**TASK GOAL:**
Your reply should be made up of every line in the records below that holds the string "question".

Data about app and page elements

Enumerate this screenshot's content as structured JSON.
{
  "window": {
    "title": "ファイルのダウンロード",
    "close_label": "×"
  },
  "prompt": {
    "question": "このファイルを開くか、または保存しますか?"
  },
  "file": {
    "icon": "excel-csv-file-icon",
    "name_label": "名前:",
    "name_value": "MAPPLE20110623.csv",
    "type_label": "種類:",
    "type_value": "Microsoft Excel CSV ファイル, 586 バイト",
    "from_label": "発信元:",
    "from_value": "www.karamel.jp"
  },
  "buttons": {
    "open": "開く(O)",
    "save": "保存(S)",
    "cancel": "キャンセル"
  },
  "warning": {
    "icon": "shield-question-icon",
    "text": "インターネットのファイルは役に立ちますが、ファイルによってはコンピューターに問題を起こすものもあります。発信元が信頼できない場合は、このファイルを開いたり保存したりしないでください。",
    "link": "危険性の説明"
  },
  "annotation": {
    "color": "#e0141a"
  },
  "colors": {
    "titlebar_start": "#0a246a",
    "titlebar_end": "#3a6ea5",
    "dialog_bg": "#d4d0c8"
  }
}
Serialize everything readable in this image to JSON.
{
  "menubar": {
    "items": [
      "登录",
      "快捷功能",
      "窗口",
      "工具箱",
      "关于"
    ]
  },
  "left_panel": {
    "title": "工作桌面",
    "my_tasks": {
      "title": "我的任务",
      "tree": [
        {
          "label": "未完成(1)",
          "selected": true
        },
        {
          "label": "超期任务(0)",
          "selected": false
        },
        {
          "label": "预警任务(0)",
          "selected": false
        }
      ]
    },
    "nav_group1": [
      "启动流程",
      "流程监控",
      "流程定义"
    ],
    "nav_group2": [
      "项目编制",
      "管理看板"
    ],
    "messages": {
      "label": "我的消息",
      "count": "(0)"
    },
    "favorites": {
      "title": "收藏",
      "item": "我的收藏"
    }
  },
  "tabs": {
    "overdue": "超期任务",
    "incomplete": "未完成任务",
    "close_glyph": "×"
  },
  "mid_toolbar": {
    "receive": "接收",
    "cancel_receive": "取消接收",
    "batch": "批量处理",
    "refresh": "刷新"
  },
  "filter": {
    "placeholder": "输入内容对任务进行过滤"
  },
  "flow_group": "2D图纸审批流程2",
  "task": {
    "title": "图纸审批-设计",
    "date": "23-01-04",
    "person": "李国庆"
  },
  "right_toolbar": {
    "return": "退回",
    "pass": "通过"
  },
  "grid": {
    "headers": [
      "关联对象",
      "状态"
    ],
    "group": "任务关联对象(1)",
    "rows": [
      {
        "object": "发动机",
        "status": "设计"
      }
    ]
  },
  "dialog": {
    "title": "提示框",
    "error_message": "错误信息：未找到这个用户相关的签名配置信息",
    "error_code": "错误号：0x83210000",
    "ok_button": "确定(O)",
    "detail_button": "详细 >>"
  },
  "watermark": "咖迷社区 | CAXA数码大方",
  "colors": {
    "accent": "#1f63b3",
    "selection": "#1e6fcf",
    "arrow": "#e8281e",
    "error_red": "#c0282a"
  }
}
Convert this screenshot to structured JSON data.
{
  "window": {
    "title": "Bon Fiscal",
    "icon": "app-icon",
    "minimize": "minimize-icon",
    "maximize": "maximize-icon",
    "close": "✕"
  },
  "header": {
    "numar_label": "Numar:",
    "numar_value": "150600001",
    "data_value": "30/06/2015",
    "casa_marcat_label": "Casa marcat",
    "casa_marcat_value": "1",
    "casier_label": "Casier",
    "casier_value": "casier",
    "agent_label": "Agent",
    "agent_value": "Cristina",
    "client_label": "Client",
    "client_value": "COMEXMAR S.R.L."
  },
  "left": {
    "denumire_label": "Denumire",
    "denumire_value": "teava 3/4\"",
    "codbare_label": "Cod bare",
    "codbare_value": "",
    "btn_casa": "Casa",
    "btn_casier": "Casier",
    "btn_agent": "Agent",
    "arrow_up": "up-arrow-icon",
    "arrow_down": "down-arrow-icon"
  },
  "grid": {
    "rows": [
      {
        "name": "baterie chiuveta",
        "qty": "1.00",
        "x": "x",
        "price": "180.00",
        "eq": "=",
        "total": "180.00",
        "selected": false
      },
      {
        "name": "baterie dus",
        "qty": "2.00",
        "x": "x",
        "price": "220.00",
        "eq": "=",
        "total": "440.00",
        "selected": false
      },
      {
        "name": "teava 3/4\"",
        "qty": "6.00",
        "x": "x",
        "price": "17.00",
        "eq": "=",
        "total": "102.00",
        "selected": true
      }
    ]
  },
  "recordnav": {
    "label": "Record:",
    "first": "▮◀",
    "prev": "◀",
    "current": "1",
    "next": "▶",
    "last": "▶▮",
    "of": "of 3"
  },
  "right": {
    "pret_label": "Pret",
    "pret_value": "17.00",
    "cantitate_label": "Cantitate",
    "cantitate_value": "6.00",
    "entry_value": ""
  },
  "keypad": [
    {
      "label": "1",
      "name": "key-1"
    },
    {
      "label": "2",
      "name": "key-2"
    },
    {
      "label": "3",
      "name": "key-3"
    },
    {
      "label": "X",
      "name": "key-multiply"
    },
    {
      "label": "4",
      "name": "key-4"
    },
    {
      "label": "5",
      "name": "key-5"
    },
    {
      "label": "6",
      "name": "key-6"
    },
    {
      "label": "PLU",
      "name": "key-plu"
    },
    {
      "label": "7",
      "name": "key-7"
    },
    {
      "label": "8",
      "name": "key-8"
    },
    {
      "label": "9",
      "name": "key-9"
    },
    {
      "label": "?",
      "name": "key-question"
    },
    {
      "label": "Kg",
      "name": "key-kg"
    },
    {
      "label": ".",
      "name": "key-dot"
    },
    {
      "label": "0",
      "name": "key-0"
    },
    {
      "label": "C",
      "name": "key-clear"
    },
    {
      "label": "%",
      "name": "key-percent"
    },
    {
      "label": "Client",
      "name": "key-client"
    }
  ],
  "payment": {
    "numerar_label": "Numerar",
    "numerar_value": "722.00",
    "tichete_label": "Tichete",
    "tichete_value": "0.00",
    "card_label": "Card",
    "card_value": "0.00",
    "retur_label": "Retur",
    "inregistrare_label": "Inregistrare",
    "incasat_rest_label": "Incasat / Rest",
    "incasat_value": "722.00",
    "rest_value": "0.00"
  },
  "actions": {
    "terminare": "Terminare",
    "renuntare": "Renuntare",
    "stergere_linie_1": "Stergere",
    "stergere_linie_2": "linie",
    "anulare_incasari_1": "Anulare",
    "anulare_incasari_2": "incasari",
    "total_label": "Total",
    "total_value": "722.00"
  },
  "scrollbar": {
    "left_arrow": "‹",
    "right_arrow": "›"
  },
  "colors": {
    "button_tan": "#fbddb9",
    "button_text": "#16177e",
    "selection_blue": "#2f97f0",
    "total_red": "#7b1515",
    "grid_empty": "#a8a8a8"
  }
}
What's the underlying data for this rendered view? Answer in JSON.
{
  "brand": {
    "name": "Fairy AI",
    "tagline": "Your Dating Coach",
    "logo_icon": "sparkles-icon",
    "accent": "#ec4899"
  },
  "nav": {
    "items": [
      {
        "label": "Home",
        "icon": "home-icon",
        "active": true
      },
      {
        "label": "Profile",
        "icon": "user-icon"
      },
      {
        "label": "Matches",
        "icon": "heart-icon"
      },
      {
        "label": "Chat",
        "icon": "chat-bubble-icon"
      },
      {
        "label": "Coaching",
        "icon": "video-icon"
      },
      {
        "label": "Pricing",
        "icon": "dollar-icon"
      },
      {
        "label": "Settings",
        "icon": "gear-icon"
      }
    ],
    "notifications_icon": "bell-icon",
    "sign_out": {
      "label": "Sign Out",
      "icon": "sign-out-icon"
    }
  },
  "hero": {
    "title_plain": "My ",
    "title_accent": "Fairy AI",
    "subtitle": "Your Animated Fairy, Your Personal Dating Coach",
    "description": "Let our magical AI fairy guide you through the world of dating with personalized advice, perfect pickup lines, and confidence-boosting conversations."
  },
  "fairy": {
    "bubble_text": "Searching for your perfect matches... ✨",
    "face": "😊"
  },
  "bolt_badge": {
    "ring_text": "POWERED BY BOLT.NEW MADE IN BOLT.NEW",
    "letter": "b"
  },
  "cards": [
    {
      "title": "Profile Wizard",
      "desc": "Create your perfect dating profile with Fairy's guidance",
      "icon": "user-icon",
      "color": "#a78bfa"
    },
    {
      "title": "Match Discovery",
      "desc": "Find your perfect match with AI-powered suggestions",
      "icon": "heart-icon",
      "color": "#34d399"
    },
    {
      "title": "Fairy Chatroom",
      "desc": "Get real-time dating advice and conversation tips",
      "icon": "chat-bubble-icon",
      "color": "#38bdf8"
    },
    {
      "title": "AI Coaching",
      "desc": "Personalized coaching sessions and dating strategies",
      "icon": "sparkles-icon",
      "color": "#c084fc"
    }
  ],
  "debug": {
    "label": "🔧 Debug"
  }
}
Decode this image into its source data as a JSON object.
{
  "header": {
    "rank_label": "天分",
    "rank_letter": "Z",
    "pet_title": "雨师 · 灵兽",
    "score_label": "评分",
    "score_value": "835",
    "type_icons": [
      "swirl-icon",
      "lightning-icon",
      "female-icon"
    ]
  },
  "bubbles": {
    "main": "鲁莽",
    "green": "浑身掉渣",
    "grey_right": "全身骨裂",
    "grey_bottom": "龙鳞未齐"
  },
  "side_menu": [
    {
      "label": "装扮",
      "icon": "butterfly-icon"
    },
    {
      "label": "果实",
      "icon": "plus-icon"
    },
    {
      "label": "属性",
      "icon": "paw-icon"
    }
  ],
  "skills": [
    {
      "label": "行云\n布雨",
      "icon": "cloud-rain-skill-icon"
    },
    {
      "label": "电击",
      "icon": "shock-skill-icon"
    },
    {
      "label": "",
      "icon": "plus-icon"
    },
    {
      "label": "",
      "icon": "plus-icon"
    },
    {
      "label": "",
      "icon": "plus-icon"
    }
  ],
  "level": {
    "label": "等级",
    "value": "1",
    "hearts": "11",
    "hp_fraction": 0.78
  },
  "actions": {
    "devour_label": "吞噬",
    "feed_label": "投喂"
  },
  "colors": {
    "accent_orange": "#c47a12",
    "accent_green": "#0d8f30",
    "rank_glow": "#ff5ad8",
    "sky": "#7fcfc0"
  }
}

**SOLUTION:**
    "question": "このファイルを開くか、または保存しますか?"
    "icon": "shield-question-icon",
      "name": "key-question"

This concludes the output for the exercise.